President Donald Trump said Monday he's in no rush to respond to a coordinated attack that hit Saudi Arabia's oil industry over the weekend.Marketsread more
The price of oil could go sharply higher, depending on the duration of the disruption at Saudi oil facilities and whether there is a military response.Powering the Futureread more
Energy stocks, one of the worst-performing sectors this year, spiked Monday after an attack on Saudi Arabia's heart of oil production Saturday sent oil prices soaring.Marketsread more
The Saudi-led military coalition battling Yemen's Houthi movement said on Monday that the attack on Saudi oil plants was carried out by Iranian weapons and did not originate...Oilread more
"The United States military, with our interagency team, is working with our partners to address this unprecedented attack and defend the international rules-based order that...Politicsread more

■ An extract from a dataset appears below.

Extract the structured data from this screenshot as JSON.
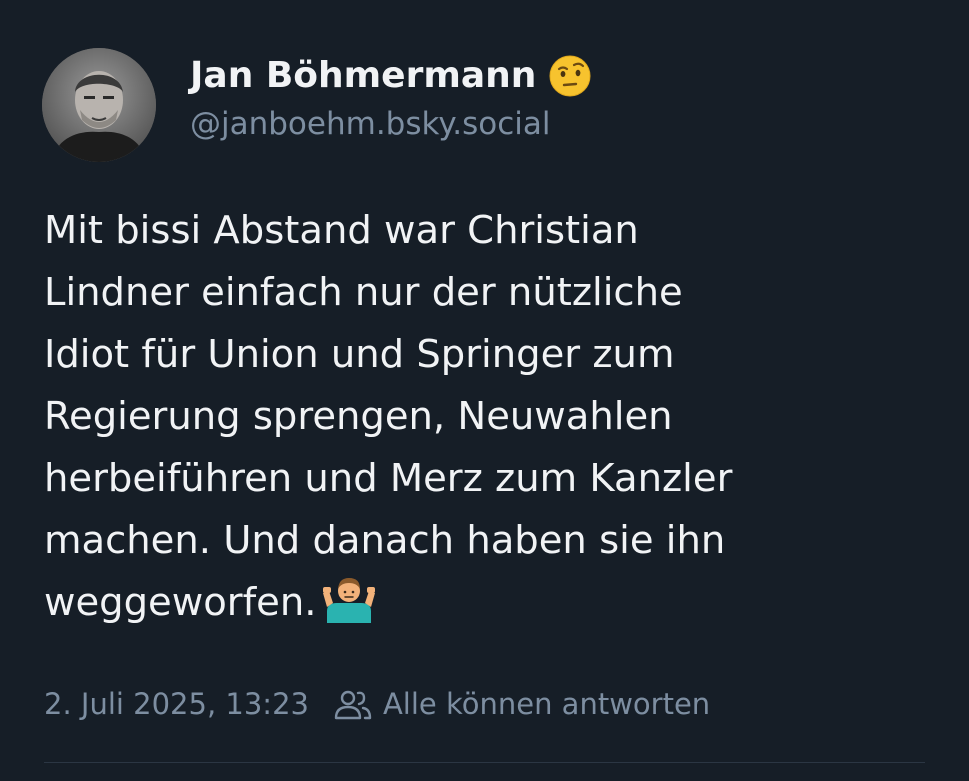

Crude oil's spike following attacks on Saudi Arabia's energy supply has experts weighing whether or not the gains will last.ETF Edgeread more
Traders in the fed funds futures market on Monday were pricing in a 34% chance that the Fed will stay put on rates.The Fedread more

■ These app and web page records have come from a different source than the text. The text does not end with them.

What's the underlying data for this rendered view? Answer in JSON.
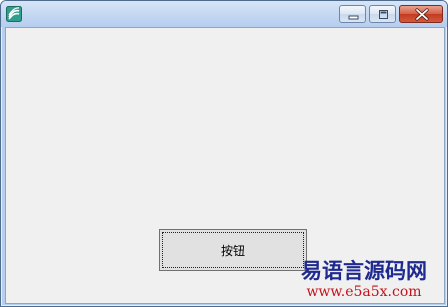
{
  "window": {
    "title": "",
    "icon": "app-icon",
    "buttons": [
      "minimize-icon",
      "maximize-icon",
      "close-icon"
    ]
  },
  "form": {
    "button_label": "按钮"
  },
  "watermark": {
    "text": "易语言源码网",
    "url": "www.e5a5x.com"
  },
  "colors": {
    "client_bg": "#f0f0f0",
    "close_red": "#c23a21",
    "watermark_blue": "#1e2a8f",
    "watermark_red": "#c4121a"
  }
}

Gas prices could rise by about 20 cents per gallon "starting tomorrow," oil analyst Andy Lipow says Monday.Oil and Gasread more
Some operators are cashing in on the CBD craze by substituting cheap and illegal synthetic marijuana for natural CBD in vapes and edibles such as gummy bears, an AP...Health and Scienceread more
Attack on Saudi oil facilities shows that 'risk is real', Chevron CEO Michael Wirth said on CNBC's "Closing Bell" Monday.Marketsread more
J.P. Morgan's chief quant says oil prices would start to hurt stock prices when they hit the $80 to $85 range.Market Insiderread more
HSBC business customers can now open new accounts by taking a selfie picture in order to verify their identity.
A mobile app uses facial recognition software to take a headshot of a customer, which is then compared against a photo ID uploaded by the customer, such as a driver's licence or passport.
This change is intended to simplify and speed up the process of opening a new account using a mobile or digital device, and reflects the increasing tendency of customers to open accounts online.
Almost half of all new HSBC business accounts are now opened online, compared to just 10 percent of accounts in 2013, according to the bank.
"Through simplifying the ID verification process, we'll be able to save our business customers time and open accounts quicker," said Richard Davies, HSBC's head of global propositions for commercial banking, in a press release published Monday.
"We also expect the convenience and speed of a selfie to become the verification method of choice for our customers, who no longer need to visit a branch to complete the process."
HSBC is the latest bank to adopt biometric technology to improve security. Biometrics include the use of facial recognition, fingerprint scans and even measuring heartrate, in order to verify a customer's identity.
For instance, and Bank of Montreal both outlined plans earlier in the year to introduce biometric checks for credit card customers.
"I think the whole biometric space is a great way of protecting yourself when you are doing payments," Ann Cairns, head of international markets for MasterCard, told CNBC in February.
"There are a whole range of biometrics that say 'I'm me, I'm making a payment' and it just makes the whole thing more secure."
Biometric security is becoming more common because it is more convenient for consumers and the technology has become cheaper, but there are still some problems.
"Facial recognition is a good example of biometric authentication that can still prove challenging to implement, as it tends to be prone to a high false positive rate. Something as simple as a pair of sunglasses could falsify or reject a facial scan," Sian John, chief strategist EMEA at Symantec, told CNBC via email in April.
"While there is still a long way to go in biometrics becoming the norm for authentication, it's clear to see the long-term benefits on offer. After all, a pin can be stolen with a quick glance over your shoulder. However stealing a fingerprint? That's a little more difficult."